1. Computers
  2. Display Drivers
  3. Graphics Cards
  4. Memory
  5. Motherboards
  6. Processors
  7. Software
  8. Storage
  9. Operating Systems


Facebook RSS Twitter Twitter Google Plus


Phoronix Test Suite

OpenBenchmarking.org

A Proposal To Change The Default I/O Scheduler

Linux Kernel

Published on 10 April 2012 01:01 PM EDT
Written by Michael Larabel in Linux Kernel
10 Comments

A patch was volleyed into the Linux kernel development camp to change the default I/O scheduler for non-SATA disk drives.

Vivek Goyal, a Red Hat developer, questioned whether CFQ as the default scheduler in the Linux kernel is still the right choice. CFQ works well on a slow, rotational media like some Serial ATA disk drives, but under-performs for faster storage arrays, PCI-E solid-state drives, virtualized disks, etc. Therefore he's sent in a patch that would change the disk scheduler default for non-SATA drives to being the deadline scheduler rather than CFQ. Making deadline the default over CFQ for these faster storage mediums should provide a speed boost.

The Completely Fair Queuing scheduler has been the default since 2006 when it replaced the anticipatory scheduler as the mainline default.

From Vivek on the kernel mailing list, "One can argue that some SAS disks can be slow too and benefit from CFQ. Yes, but default IO scheduler choice is not perfect anyway. It just tries to cater to a wide variety of use cases out of the box. So I am throwing this patch out see if it flies. Personally, I think it might turn out to be a more reasonable default."

If other kernel developers agree, the default I/O scheduler could be changed for the Linux 3.5 kernel.

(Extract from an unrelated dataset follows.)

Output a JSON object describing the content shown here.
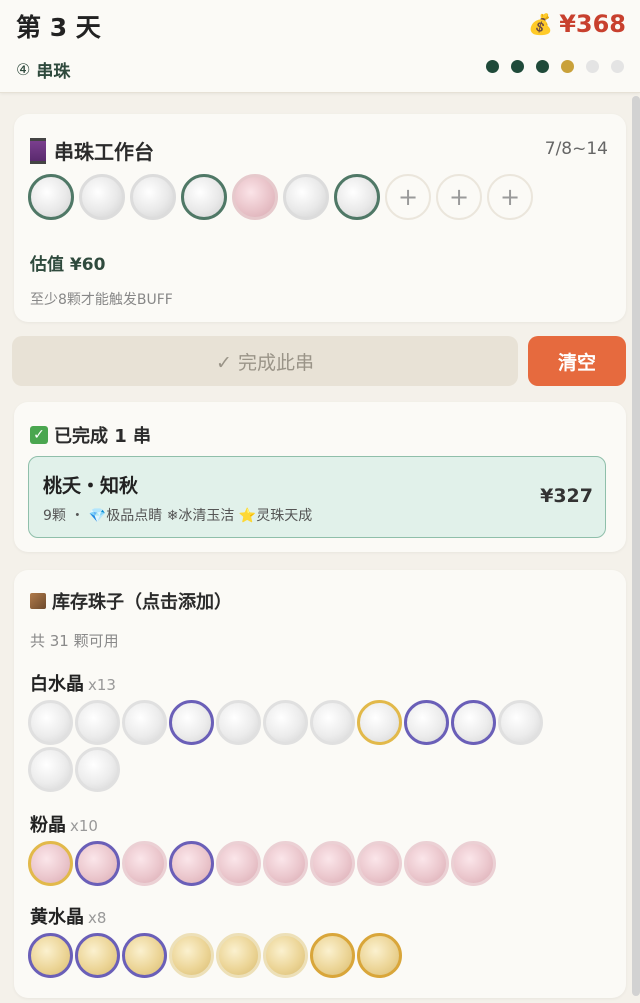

About The Author
Michael Larabel is the principal author of Phoronix.com and founded the web-site in 2004 with a focus on enriching the Linux hardware experience and being the largest web-site devoted to Linux hardware reviews, particularly for products relevant to Linux gamers and enthusiasts but also commonly reviewing servers/workstations and embedded Linux devices. Michael has written more than 10,000 articles covering the state of Linux hardware support, Linux performance, graphics hardware drivers, and other topics. Michael is also the lead developer of the Phoronix Test Suite, Phoromatic, and OpenBenchmarking.org automated testing software. He can be followed via and or contacted via .
Latest Linux Hardware Reviews
  1. Intel Pentium G3258 On Linux
  2. SilverStone Precision PS10
  3. ASRock Z97 Extreme6
  4. Nouveau Re-Clocking Is Way Faster, Shows Much Progress For Open-Source NVIDIA
Latest Linux Articles
  1. KVM Benchmarks On Ubuntu 14.10
  2. X.Org Server 1.16 Officially Released With Terrific Features
  3. Ubuntu With Linux 3.16 Smashes OS X 10.9.4 On The MacBook Air
  4. Preview: Benchmarking CentOS 7.0 & Scientific Linux 7.0
Latest Linux News
  1. Libinput 0.5 Improves Pointer Acceleration, Adds A Configuration API
  2. QEMU 2.1.0-rc3 Has More Bug Fixes
  3. Linux 3.17 To Fix Up ASPM, Bring Other PCI Changes
  4. CPUFreq Ondemand Could Be Faster, Use Less Power With Linux 3.17
  5. Intel Adds BPTC Texture Compression To Their Mesa Driver
  6. The Linux Kernel Bang-Bang Thermal Governor Is Banging
  7. NVIDIA Releases K1-Powered Shield Tablet & Controller
  8. Xen Project Announces Mirage OS 2.0
  9. Canonical Community Team Changes Announced For Ubuntu
  10. Raspberry Pi B+ ARM Debian Benchmarks
Latest Forum Discussions
  1. Updated and Optimized Ubuntu Free Graphics Drivers
  2. Remote gui not accessible in Phoronix Test Suite 5.2
  3. AMD "Hawaii" Open-Source GPU Acceleration Still Not Working Right
  4. Open-Source Radeon Performance Boosted By Linux 3.16
  5. In Road To Qt, Audacious Switches From GTK3 Back To GTK2
  6. Debian + Steam + r600
  7. Next-Gen OpenGL To Be Announced Next Month
  8. Ubuntu With Linux 3.16 Smashes OS X 10.9.4 On The MacBook Air